DATA SHOWN –
* * * *

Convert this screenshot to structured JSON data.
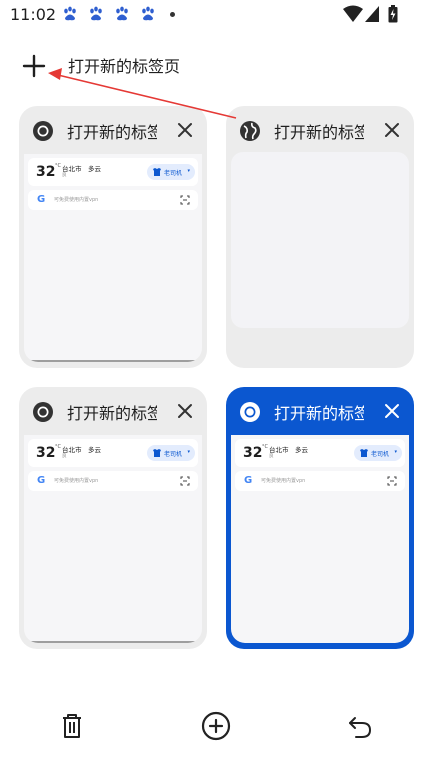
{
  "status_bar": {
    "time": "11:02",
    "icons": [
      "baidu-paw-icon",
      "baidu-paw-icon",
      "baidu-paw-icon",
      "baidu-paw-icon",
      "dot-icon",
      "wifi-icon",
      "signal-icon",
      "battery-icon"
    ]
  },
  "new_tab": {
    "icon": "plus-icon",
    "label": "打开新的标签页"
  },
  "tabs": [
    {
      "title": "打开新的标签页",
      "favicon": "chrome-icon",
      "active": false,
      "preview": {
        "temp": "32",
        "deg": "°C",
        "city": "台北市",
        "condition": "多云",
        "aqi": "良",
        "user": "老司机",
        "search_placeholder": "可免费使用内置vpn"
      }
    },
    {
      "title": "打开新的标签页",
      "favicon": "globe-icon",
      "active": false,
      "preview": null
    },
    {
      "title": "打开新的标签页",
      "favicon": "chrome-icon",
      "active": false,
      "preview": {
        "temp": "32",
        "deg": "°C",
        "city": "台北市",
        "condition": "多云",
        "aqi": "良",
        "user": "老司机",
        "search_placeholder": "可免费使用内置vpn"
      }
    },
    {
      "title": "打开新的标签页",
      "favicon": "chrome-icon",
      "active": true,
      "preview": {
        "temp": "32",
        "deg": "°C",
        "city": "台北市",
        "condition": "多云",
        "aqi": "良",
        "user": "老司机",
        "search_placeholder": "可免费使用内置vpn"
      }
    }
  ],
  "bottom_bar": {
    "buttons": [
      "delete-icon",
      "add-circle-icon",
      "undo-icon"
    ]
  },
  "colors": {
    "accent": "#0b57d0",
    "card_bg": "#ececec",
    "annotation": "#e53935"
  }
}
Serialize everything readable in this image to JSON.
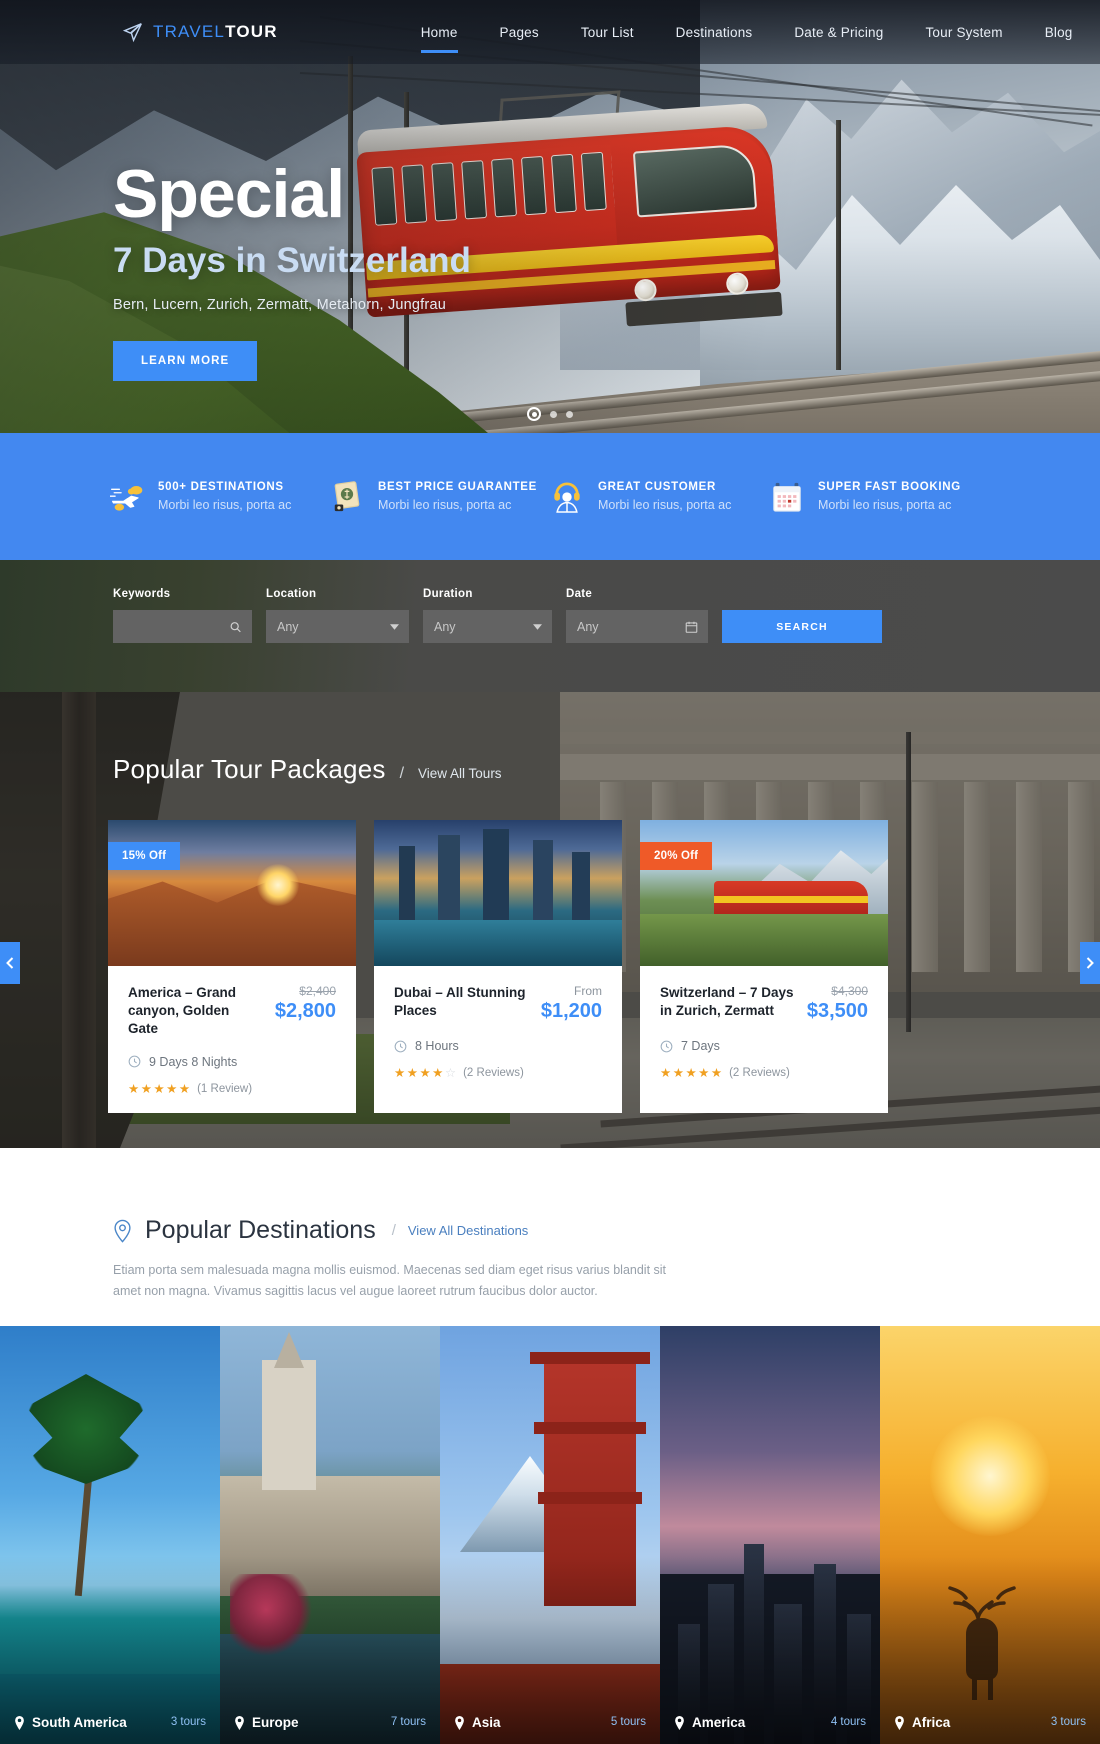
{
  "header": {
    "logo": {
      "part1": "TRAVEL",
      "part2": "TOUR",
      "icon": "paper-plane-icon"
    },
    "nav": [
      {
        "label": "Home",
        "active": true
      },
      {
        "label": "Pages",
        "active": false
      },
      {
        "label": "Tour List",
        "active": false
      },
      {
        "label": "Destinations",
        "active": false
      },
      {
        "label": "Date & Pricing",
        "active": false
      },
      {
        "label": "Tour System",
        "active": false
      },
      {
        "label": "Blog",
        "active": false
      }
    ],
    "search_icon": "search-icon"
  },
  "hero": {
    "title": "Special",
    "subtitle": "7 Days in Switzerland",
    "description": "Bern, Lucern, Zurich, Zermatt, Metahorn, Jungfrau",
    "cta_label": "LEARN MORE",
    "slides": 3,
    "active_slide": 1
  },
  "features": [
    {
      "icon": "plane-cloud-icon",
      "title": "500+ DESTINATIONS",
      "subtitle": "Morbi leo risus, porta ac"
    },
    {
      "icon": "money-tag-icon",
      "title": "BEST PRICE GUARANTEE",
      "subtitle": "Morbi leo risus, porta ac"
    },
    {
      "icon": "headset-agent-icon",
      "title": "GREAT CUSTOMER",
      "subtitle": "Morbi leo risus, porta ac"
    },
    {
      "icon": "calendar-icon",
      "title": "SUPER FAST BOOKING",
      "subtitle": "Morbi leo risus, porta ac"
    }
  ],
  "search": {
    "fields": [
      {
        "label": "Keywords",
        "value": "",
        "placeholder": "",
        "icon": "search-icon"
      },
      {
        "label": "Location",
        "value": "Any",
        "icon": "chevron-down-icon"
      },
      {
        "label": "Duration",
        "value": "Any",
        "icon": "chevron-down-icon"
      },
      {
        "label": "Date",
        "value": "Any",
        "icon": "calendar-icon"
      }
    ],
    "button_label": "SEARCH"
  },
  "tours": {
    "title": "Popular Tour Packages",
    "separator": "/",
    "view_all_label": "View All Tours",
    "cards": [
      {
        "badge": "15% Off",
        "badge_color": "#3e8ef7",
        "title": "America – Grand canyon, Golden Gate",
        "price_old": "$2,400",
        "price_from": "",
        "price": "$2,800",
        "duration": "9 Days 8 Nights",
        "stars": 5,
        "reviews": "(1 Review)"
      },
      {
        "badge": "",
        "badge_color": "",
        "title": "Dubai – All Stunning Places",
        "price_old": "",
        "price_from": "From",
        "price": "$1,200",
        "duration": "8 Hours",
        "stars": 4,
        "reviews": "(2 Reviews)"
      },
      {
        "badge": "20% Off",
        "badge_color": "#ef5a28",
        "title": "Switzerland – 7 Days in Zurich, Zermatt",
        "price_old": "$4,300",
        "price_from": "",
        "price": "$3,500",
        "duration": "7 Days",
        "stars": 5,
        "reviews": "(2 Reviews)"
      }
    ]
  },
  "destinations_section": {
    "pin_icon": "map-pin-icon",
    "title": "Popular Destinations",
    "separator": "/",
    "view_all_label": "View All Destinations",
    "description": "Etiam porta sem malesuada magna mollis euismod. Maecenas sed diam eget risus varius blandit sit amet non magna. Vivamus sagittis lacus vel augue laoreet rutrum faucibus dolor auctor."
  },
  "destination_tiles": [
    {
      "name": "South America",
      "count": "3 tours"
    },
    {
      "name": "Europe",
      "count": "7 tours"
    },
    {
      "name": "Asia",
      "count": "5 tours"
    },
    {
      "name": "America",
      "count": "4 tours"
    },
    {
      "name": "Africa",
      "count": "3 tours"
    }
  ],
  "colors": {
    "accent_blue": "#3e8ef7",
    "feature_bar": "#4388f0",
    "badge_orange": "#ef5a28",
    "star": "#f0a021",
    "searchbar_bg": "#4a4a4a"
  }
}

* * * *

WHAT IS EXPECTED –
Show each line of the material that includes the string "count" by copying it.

ANSWER SECTION –
      "count": "3 tours"
      "count": "7 tours"
      "count": "5 tours"
      "count": "4 tours"
      "count": "3 tours"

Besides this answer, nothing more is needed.